Problem to work on - For the listing below, count the lines that contain "this" and report only the number.

Dataset records -
------------------------------------------------
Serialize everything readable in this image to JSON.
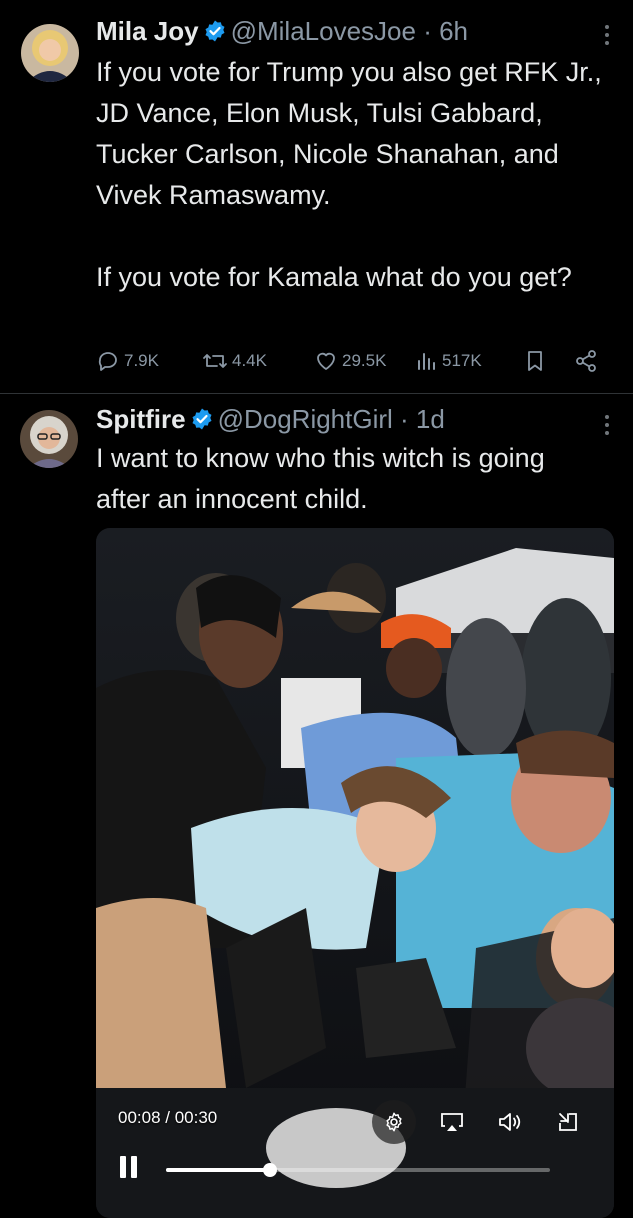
{
  "tweets": [
    {
      "name": "Mila Joy",
      "handle": "@MilaLovesJoe",
      "time": "6h",
      "text": "If you vote for Trump you also get RFK Jr., JD Vance, Elon Musk, Tulsi Gabbard, Tucker Carlson, Nicole Shanahan, and Vivek Ramaswamy.\n\nIf you vote for Kamala what do you get?",
      "replies": "7.9K",
      "reposts": "4.4K",
      "likes": "29.5K",
      "views": "517K"
    },
    {
      "name": "Spitfire",
      "handle": "@DogRightGirl",
      "time": "1d",
      "text": "I want to know who this witch is going after an innocent child.",
      "video": {
        "timecode": "00:08 / 00:30",
        "progress": 0.27
      }
    }
  ],
  "icons": {
    "verified": "verified-badge-icon",
    "more": "more-icon",
    "reply": "reply-icon",
    "repost": "repost-icon",
    "like": "like-icon",
    "views": "views-icon",
    "bookmark": "bookmark-icon",
    "share": "share-icon",
    "settings": "settings-icon",
    "airplay": "airplay-icon",
    "volume": "volume-icon",
    "exit_fullscreen": "exit-fullscreen-icon",
    "pause": "pause-icon"
  },
  "colors": {
    "background": "#000000",
    "text": "#e7e9ea",
    "secondary": "#8b98a5",
    "verified": "#1d9bf0"
  }
}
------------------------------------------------
Written solution - 2